Lori Wintz, a special education teacher who moved to the Allentown area just before the first Wegmans opened there, remembers hearing her co-workers talking about the new store.
"It was the buzz in the town, `You have to go to Wegmans,' because there hadn't been a place like that before," she said.
Since then Wegmans has become one of her regular stores: Sam's Club for paper products in bulk; Super Fresh for quick, convenient trips or special brands Wegmans doesn't carry and Wegmans for specialty items, meats and produce she can't find elsewhere. Even, sometimes, for a night out.
"Typically, we wouldn't go to a grocery store for dinner, but there it's fun," Wintz said. "There's such a variety, and you're not rushed. We've even had sit-down lunch meetings for school."
Glen Fritts, director of development and retail sales for Hawley Realty in Allentown, Pa., calls Wegmans an "experience. They've brought in such an array of international flavors and products that it really has added a whole new dimension to the grocery industry."
Despite the intense competition for customers, the area is still viewed as profitable and fertile for expansion.
"It's been a very good market for us, it still is a great market for us despite Wegmans and its greater presence there. We've done well," said Erik Keptner, a spokesman for Giant of Carlisle. "Any time you get a new competitor into a market, there's some volume they initially take. We've been able to grow back the volume and gain even more."
Wegmans opened its first Lehigh Valley store in Allentown in 1998 and drew 10,000 people on its opening day. A second store in nearby Bethlehem opened in 2000. The Easton store opened in September.
After having first built stores in western Pennsylvania, said Jo Natale, a Wegmans spokeswoman, Lehigh Valley "was an obvious next step for us. The market had all the things we look for in terms of demographics. We felt we could bring a unique shopping experience to the market that didn't exist at the time. The stores have exceeded our expectations."

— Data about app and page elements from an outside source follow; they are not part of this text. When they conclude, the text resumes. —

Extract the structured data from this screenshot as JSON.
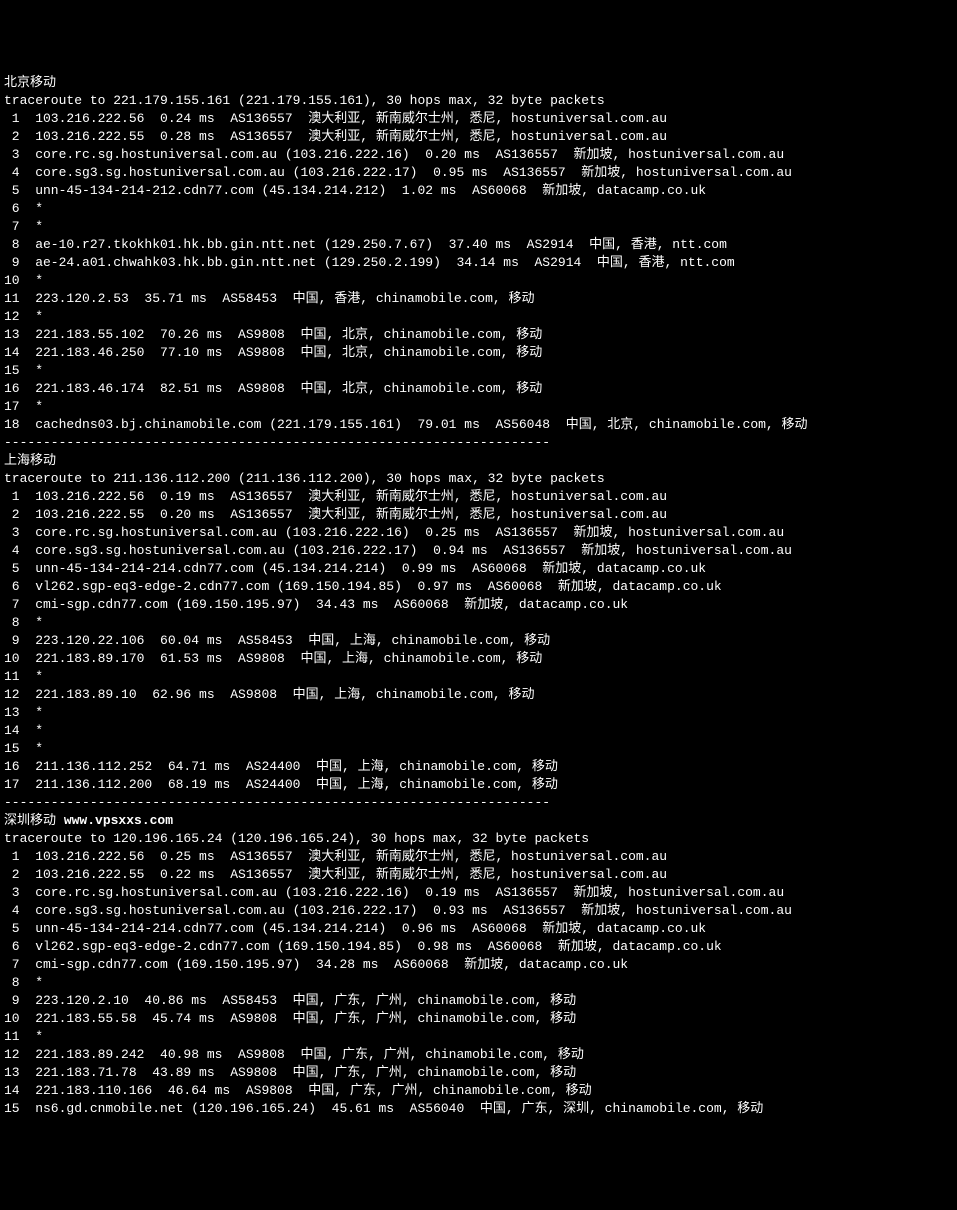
{
  "sections": [
    {
      "title": "北京移动",
      "header": "traceroute to 221.179.155.161 (221.179.155.161), 30 hops max, 32 byte packets",
      "hops": [
        " 1  103.216.222.56  0.24 ms  AS136557  澳大利亚, 新南威尔士州, 悉尼, hostuniversal.com.au",
        " 2  103.216.222.55  0.28 ms  AS136557  澳大利亚, 新南威尔士州, 悉尼, hostuniversal.com.au",
        " 3  core.rc.sg.hostuniversal.com.au (103.216.222.16)  0.20 ms  AS136557  新加坡, hostuniversal.com.au",
        " 4  core.sg3.sg.hostuniversal.com.au (103.216.222.17)  0.95 ms  AS136557  新加坡, hostuniversal.com.au",
        " 5  unn-45-134-214-212.cdn77.com (45.134.214.212)  1.02 ms  AS60068  新加坡, datacamp.co.uk",
        " 6  *",
        " 7  *",
        " 8  ae-10.r27.tkokhk01.hk.bb.gin.ntt.net (129.250.7.67)  37.40 ms  AS2914  中国, 香港, ntt.com",
        " 9  ae-24.a01.chwahk03.hk.bb.gin.ntt.net (129.250.2.199)  34.14 ms  AS2914  中国, 香港, ntt.com",
        "10  *",
        "11  223.120.2.53  35.71 ms  AS58453  中国, 香港, chinamobile.com, 移动",
        "12  *",
        "13  221.183.55.102  70.26 ms  AS9808  中国, 北京, chinamobile.com, 移动",
        "14  221.183.46.250  77.10 ms  AS9808  中国, 北京, chinamobile.com, 移动",
        "15  *",
        "16  221.183.46.174  82.51 ms  AS9808  中国, 北京, chinamobile.com, 移动",
        "17  *",
        "18  cachedns03.bj.chinamobile.com (221.179.155.161)  79.01 ms  AS56048  中国, 北京, chinamobile.com, 移动"
      ]
    },
    {
      "title": "上海移动",
      "header": "traceroute to 211.136.112.200 (211.136.112.200), 30 hops max, 32 byte packets",
      "hops": [
        " 1  103.216.222.56  0.19 ms  AS136557  澳大利亚, 新南威尔士州, 悉尼, hostuniversal.com.au",
        " 2  103.216.222.55  0.20 ms  AS136557  澳大利亚, 新南威尔士州, 悉尼, hostuniversal.com.au",
        " 3  core.rc.sg.hostuniversal.com.au (103.216.222.16)  0.25 ms  AS136557  新加坡, hostuniversal.com.au",
        " 4  core.sg3.sg.hostuniversal.com.au (103.216.222.17)  0.94 ms  AS136557  新加坡, hostuniversal.com.au",
        " 5  unn-45-134-214-214.cdn77.com (45.134.214.214)  0.99 ms  AS60068  新加坡, datacamp.co.uk",
        " 6  vl262.sgp-eq3-edge-2.cdn77.com (169.150.194.85)  0.97 ms  AS60068  新加坡, datacamp.co.uk",
        " 7  cmi-sgp.cdn77.com (169.150.195.97)  34.43 ms  AS60068  新加坡, datacamp.co.uk",
        " 8  *",
        " 9  223.120.22.106  60.04 ms  AS58453  中国, 上海, chinamobile.com, 移动",
        "10  221.183.89.170  61.53 ms  AS9808  中国, 上海, chinamobile.com, 移动",
        "11  *",
        "12  221.183.89.10  62.96 ms  AS9808  中国, 上海, chinamobile.com, 移动",
        "13  *",
        "14  *",
        "15  *",
        "16  211.136.112.252  64.71 ms  AS24400  中国, 上海, chinamobile.com, 移动",
        "17  211.136.112.200  68.19 ms  AS24400  中国, 上海, chinamobile.com, 移动"
      ]
    },
    {
      "title": "深圳移动 ",
      "title_bold": "www.vpsxxs.com",
      "header": "traceroute to 120.196.165.24 (120.196.165.24), 30 hops max, 32 byte packets",
      "hops": [
        " 1  103.216.222.56  0.25 ms  AS136557  澳大利亚, 新南威尔士州, 悉尼, hostuniversal.com.au",
        " 2  103.216.222.55  0.22 ms  AS136557  澳大利亚, 新南威尔士州, 悉尼, hostuniversal.com.au",
        " 3  core.rc.sg.hostuniversal.com.au (103.216.222.16)  0.19 ms  AS136557  新加坡, hostuniversal.com.au",
        " 4  core.sg3.sg.hostuniversal.com.au (103.216.222.17)  0.93 ms  AS136557  新加坡, hostuniversal.com.au",
        " 5  unn-45-134-214-214.cdn77.com (45.134.214.214)  0.96 ms  AS60068  新加坡, datacamp.co.uk",
        " 6  vl262.sgp-eq3-edge-2.cdn77.com (169.150.194.85)  0.98 ms  AS60068  新加坡, datacamp.co.uk",
        " 7  cmi-sgp.cdn77.com (169.150.195.97)  34.28 ms  AS60068  新加坡, datacamp.co.uk",
        " 8  *",
        " 9  223.120.2.10  40.86 ms  AS58453  中国, 广东, 广州, chinamobile.com, 移动",
        "10  221.183.55.58  45.74 ms  AS9808  中国, 广东, 广州, chinamobile.com, 移动",
        "11  *",
        "12  221.183.89.242  40.98 ms  AS9808  中国, 广东, 广州, chinamobile.com, 移动",
        "13  221.183.71.78  43.89 ms  AS9808  中国, 广东, 广州, chinamobile.com, 移动",
        "14  221.183.110.166  46.64 ms  AS9808  中国, 广东, 广州, chinamobile.com, 移动",
        "15  ns6.gd.cnmobile.net (120.196.165.24)  45.61 ms  AS56040  中国, 广东, 深圳, chinamobile.com, 移动"
      ]
    }
  ],
  "divider": "----------------------------------------------------------------------"
}
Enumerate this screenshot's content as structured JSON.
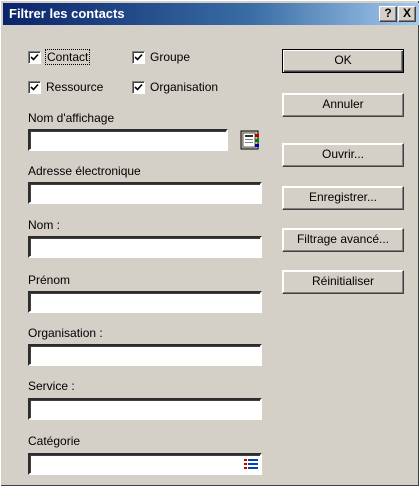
{
  "window": {
    "title": "Filtrer les contacts",
    "help_label": "?",
    "close_label": "X"
  },
  "checkboxes": [
    {
      "label": "Contact",
      "checked": true
    },
    {
      "label": "Groupe",
      "checked": true
    },
    {
      "label": "Ressource",
      "checked": true
    },
    {
      "label": "Organisation",
      "checked": true
    }
  ],
  "fields": {
    "display_name": {
      "label": "Nom d'affichage",
      "value": ""
    },
    "email": {
      "label": "Adresse électronique",
      "value": ""
    },
    "last_name": {
      "label": "Nom :",
      "value": ""
    },
    "first_name": {
      "label": "Prénom",
      "value": ""
    },
    "organization": {
      "label": "Organisation :",
      "value": ""
    },
    "department": {
      "label": "Service :",
      "value": ""
    },
    "category": {
      "label": "Catégorie",
      "value": ""
    }
  },
  "buttons": {
    "ok": "OK",
    "cancel": "Annuler",
    "open": "Ouvrir...",
    "save": "Enregistrer...",
    "advanced": "Filtrage avancé...",
    "reset": "Réinitialiser"
  },
  "icons": {
    "address_book": "address-book-icon",
    "category_list": "category-list-icon"
  }
}
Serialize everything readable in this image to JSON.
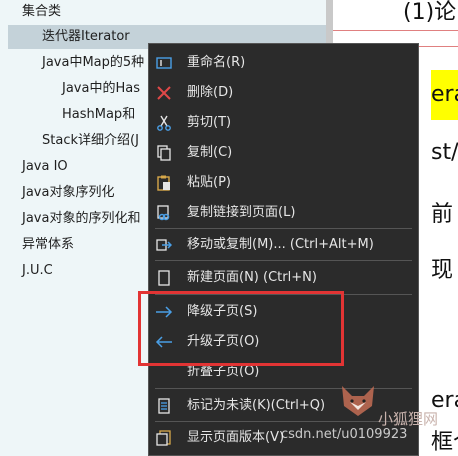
{
  "tree": {
    "items": [
      {
        "label": "集合类"
      },
      {
        "label": "迭代器Iterator"
      },
      {
        "label": "Java中Map的5种"
      },
      {
        "label": "Java中的Has"
      },
      {
        "label": "HashMap和"
      },
      {
        "label": "Stack详细介绍(J"
      },
      {
        "label": "Java IO"
      },
      {
        "label": "Java对象序列化"
      },
      {
        "label": "Java对象的序列化和"
      },
      {
        "label": "异常体系"
      },
      {
        "label": "J.U.C"
      }
    ]
  },
  "page": {
    "fragments": [
      "(1)论",
      "era",
      "st/",
      "前",
      "现",
      "era",
      "框个"
    ]
  },
  "menu": {
    "items": [
      {
        "label": "重命名(R)",
        "icon": "rename-icon"
      },
      {
        "label": "删除(D)",
        "icon": "delete-x-icon"
      },
      {
        "label": "剪切(T)",
        "icon": "scissors-icon"
      },
      {
        "label": "复制(C)",
        "icon": "copy-icon"
      },
      {
        "label": "粘贴(P)",
        "icon": "paste-icon"
      },
      {
        "label": "复制链接到页面(L)",
        "icon": "link-icon"
      },
      {
        "label": "移动或复制(M)...  (Ctrl+Alt+M)",
        "icon": "move-icon"
      },
      {
        "label": "新建页面(N)  (Ctrl+N)",
        "icon": "new-page-icon"
      },
      {
        "label": "降级子页(S)",
        "icon": "arrow-right-icon"
      },
      {
        "label": "升级子页(O)",
        "icon": "arrow-left-icon"
      },
      {
        "label": "折叠子页(O)",
        "icon": ""
      },
      {
        "label": "标记为未读(K)(Ctrl+Q)",
        "icon": "mark-unread-icon"
      },
      {
        "label": "显示页面版本(V)",
        "icon": "page-version-icon"
      }
    ]
  },
  "watermark": {
    "text": "csdn.net/u0109923",
    "brand": "小狐狸网"
  },
  "colors": {
    "menu_bg": "#2b2b2b",
    "callout": "#e23434",
    "accent_blue": "#4a9fe6",
    "delete_red": "#e04848"
  }
}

The retailer looks for sites ranging in size from 15 to 18 acres, with 50,000 people living within three miles, or 75,000 people within five miles, or 100,000 people within the metropolitan area, according to real estate sources.
The sources said Wegmans also likes to see average household income in excess of $65,000 in prospective Maryland and Pennsylvania markets. Wegmans would not comment on its specific demographic requirements, but said it generally looks for higher income areas and dense populations while considering nearby competitors and road accessibility.